CNET también está disponible en español.

Ir a español

Don't show this again

Culture

New Microsoft system continues bundling tradition

Windows Me puts the software giant back into familiar territory: bundling several different technologies into its operating system.

    Windows Me puts Microsoft back into familiar territory: bundling several different technologies into its operating system.

    Windows Me is Microsoft's next operating system for home users. The company demonstrated the latest features for the first time this past weekend, revealing tight integration with several Microsoft technologies, including Internet Explorer, Windows Media Player and links to MSN Internet sites.

    Microsoft has forged ahead with bundling despite legal controversies about the company's bundling policies and growing industry scrutiny focused on these types of business practices.

    Formerly code-named Millennium, Windows Me is the third and last version of Windows 98. Set to be released later this year, the operating system is targeted at home PC users. It focuses on improvements in four areas: digital media, home networking, the Internet and PC "health"--the company's term for maintaining the reliability of the operating system.

    The decision to integrate Internet Explorer into Windows 98 helped spark antitrust litigation from the Justice Department in a wide-ranging suit that was decided last week in favor of the government.

    Integrating functions into the system, however, has been a given at Microsoft for years.

    "This is evidence that they haven't been swayed in their product development by the antitrust trial. It's not going to alter the way they do product development," said Dwight Davis, an analyst with Summit Strategies. "It wasn't the first time that they (integrated new functions), and it won't be the last--unless there's strict government oversight, and I don't see how that's practical."

    Microsoft executives said software developers weren't distracted by the company's legal woes.

    "Nothing was influenced by the legal stuff--I let the legal people do their stuff, and I do mine," said Art Pettigrue, a product manager in the consumer Windows division at Microsoft. "We were really heads-down on delivering this."

    Integration generally takes two forms. Some technologies, such as Internet Explorer, are woven into the OS, while others are given preferred placement. For example, Windows Me includes direct links so certain Web sites don't need a browser window open beforehand, such as MSN content accessible from the "Games" drop-down menu off the "Start" menu.

    The games menu includes links to online games, along with the familiar standbys such as Solitaire and FreeCell. The online games are hosted by MSN, although nothing on the menu reveals them as such.
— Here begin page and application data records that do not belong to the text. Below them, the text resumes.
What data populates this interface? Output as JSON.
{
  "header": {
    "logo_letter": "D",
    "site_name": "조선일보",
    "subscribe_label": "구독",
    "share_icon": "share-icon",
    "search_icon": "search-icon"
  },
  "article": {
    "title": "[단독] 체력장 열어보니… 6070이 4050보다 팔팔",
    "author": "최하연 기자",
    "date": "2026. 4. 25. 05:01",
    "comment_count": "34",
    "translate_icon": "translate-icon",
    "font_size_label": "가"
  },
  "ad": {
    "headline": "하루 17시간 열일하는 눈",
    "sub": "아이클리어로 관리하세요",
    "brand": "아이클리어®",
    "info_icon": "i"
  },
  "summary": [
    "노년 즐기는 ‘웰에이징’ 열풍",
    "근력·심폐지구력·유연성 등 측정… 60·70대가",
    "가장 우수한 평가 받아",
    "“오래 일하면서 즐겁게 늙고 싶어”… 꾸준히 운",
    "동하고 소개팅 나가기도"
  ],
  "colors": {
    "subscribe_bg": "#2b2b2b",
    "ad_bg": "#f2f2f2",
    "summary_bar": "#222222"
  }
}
    Presumably, online games from other companies will have a difficult time getting placed within the desktop menu; at the minimum, a person would have to launch a browser window to get to them.

    Even though development of the operating system's features was set far in advance of the legal ruling, Windows Me sends a powerful message to Microsoft's detractors, say analysts.

    "Clearly, this is Microsoft's way of letting the market know very clearly that it is 'business as usual' for them," said Gartner Group analyst Michael Gartenberg. "Microsoft will continue to do things as they see fit--they don't want to be caught in the position of taking their eye off the ball."

    Integrating isn't necessarily a competitive ploy either, said Barry Jaruzelski, an analyst with Booz-Allen & Hamilton. Microsoft has long tried--so far unsuccessfully--to integrate speech recognition into the OS. "They've put huge investments into voice recognition technology," he said. "I could imagine having that technology fundamentally grounded in the OS makes sense out of the necessity to enable things."

    In addition to the games menu, Windows Me gives other Microsoft technologies preferred placement, including Windows Media Player. With enhanced and updated features, the new version of the player is capable of connecting to and searching for online music sites without launching a separate browser window, according to Microsoft's Pettigrue, who disputed that the new version hurts competition.

    "I don't think it locks out competition," Pettigrue said. "Instead, it's probably going to open digital media to the masses."

    Links such as these, though, seem less essential, said Jaruzelski. "Launching your game site is probably less of a necessity."

    Windows Me also changes the Windows Update feature of Windows 98, which had provided access to bug fixes and other noncritical updates from a dedicated Web site. Building on that, Windows Me directly communicates with the Windows Update site and offers to download patches and new features without the computer user launching the browser or explicitly visiting the site.

    The integration of these MSN Web sites is more than a public renewal of the company's vow to continue to innovate. Along with the addition of digital video editing software, system restoration software and home networking technology, integration also reflects the evolving nature of the concept of an operating system, analysts say.

    As the largest OS company, Microsoft has had the strongest hand in shaping that definition, which has long since exceeded its original goal of merely allocating system resources and acting as a buffer between hardware and software.

    "Traditionally, the OS can be rudimentary, simply the kernel that lets the PC boot up," Gartenberg said, noting that digital video editing and system restoration software were not part of the original OS concept. "Microsoft would argue it's at the discretion of the vendor to determine where the definition lies.

    "That argument is fair unless you happen to be in the digital editing software business or the system restoration business."